WWI Nurse Photo Identified – Massachusetts Female Veteran in France, 1918 Base Hospital #6


I’ve been lucky in the past few weeks to pick up some fun WWI shots of US female nurses and auxiliary service members.  US women in France were outnumbered by the men, and to be able to positively identify a nurse is a fun way to learn about female service roles during the war.  In this case, I was able to purchase a small group of photos and a Thanksgiving menu from a woman in Base Hospital #6 stationed in Bordeaux, France during the war.  The standing studio portrait was identified on the reverse as HK Judd of Base Hospital 6.  On a whim I searched for Helen K. Judd (thinking that Helen was a likely candidate for H) and came up with a positive hit on a woman named Helen K. Judd from Southhampton, Mass.  I cross referenced with the digitized passport records from 1917 and 1918 and had a positive match.  Luckily the passport applications come with little snapshots of the applicants.   The amount of material available to identify WWI photos is incredible.

 

basehospital037a

J. Sereni Studio Portrait of Helen

J. Sereni Studio Portrait of Helen

 

1917 Passport Photo of Helen

1917 Passport Photo of Helen

1918 Passport Photo of Helen

1918 Passport Photo of Helen

 

Physical Description

Physical Description

Passport Application Info

Passport Application Info

nurse066 nurse067

Base Hospital #6 Thanksgiving Menu

Base Hospital #6 Thanksgiving Menu

WWI RPPC Photo – African-American Infantry Doughboy William M. Richardson of Washington, D.C. Posed in France


williamrichardson420a

Reverse Side

Reverse Side

The hidden treasures of the eBay world still turn up genealogical treasures with a bit of background research.  A recent auction listing provided me with a solid base for some in-depth research.  I actually timed myself on this one – it took me exactly 1 hour and 32 minutes to research this piece from beginning to end.

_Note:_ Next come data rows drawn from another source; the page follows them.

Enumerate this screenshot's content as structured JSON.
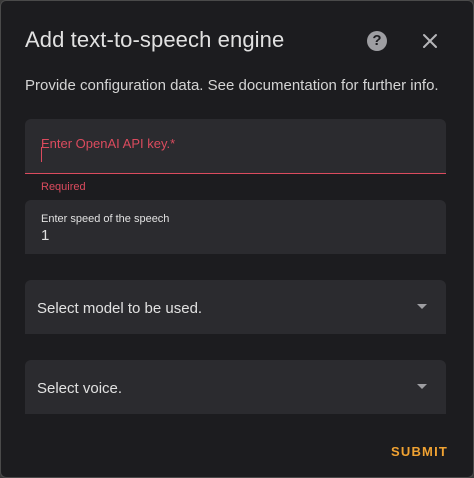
{
  "dialog": {
    "title": "Add text-to-speech engine",
    "help_icon": "help-icon",
    "close_icon": "close-icon",
    "description": "Provide configuration data. See documentation for further info."
  },
  "fields": {
    "api_key": {
      "label": "Enter OpenAI API key.*",
      "value": "",
      "error": "Required"
    },
    "speed": {
      "label": "Enter speed of the speech",
      "value": "1"
    },
    "model": {
      "placeholder": "Select model to be used."
    },
    "voice": {
      "placeholder": "Select voice."
    }
  },
  "actions": {
    "submit_label": "SUBMIT"
  },
  "colors": {
    "background": "#1c1c1f",
    "field_background": "#2b2b2f",
    "error": "#db4b5e",
    "accent": "#f0a232"
  }
}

Mr. William Maccihammer Richardson of 814 Michigan Ave, Washington D.C. enlisted for the draft on June 5th, 1917 at the age of 24.  He had a dependent mother and presumably a deceased /absent father.  William, according to his draft registration card, was already in the service of the War Department and was likely added to the roster of the 93rd Division.  The 93rd was comprised of National Guard units from New York, Chicago, Washington, D.C., Cleveland, and Massachusetts.  I’m assuming he was in the 93rd Division given the presence of his infantry regiment crossed rifle cap insignia and his military service in D.C.  He was a messenger before the war while working for the War Department in Washington, so it’s an easy jump assume he served in a similar role with an infantry regiment of the 93rd.  William was one of over 1,000,000 African-American men to register for the draft and one of only 370,000 to be inducted into the army.

SigComparison

CSI Style Signature Comparison

Those familiar with WWI draft cards will notice the clipped corners.  This was required of men of color in order to easily pick them out during draft board review.  It was apparently  a common practice that I was not aware of until researching this image.

Richardson Draft Card

1917 Draft Card

The next definite genealogical entry I found for William puts him in District 221 of Washington, D.C. in the census of 1930.  His entry is easily misread as a William N. Richardson.  He is shown as being married to a Mary E. Richardson.  His profession is listed as being a Chauffeur with the U.S. Government – another link to his prewar position.

1930 Census Record

1930 Census Record

In the 1940 census record, William is listed as being a chauffeur for a private family.  His yearly income is $1,700 – almost exactly the average annual income of $1,900 in 1940.  He lived in an apartment building in Block No. 18 of Washington and had two “lodgers” living with him and his wife.  June and Cleo Adams were sisters to Mary E. Richardson.

1940census

The last and final genealogical reference to Mr. Richardson comes in the form of a death registration.  William died at the ripe age of 81 on June 3rd, 1973.  The trail ends with his death, but the possibilities for future research lay wide open.  Which unit did he serve with?  Did he see direct combat?  How did he meet Ms. Adams?

death

WWI Photo Identification – Charles H. Maasberg of Milwaukee, WI Poses in France 1918


Charles H. Maasberg was born on July 2nd, 1894 in Wisconsin and enlisted for the draft on June 5th, 1917.  Although I can’t be sure when he was sent overseas, I can deduce that he was assigned to an ordnance handling unit.  He rose to the rank of Sergeant by 1919, and returned home to the US soon thereafter.  This wonderful outdoor posed shot was taken in France in 1918, and shows Charles posing in a hand-knit sweater complete with tie.  I can only imagine that it was taken in the backyard of a rural French home given the broken flower pots and creeping vines on the wall.  The lack of foliage may help us date the photo to the fall or winter months.  This would date the photo to the September-November of 1918 period.

1917 Draft Card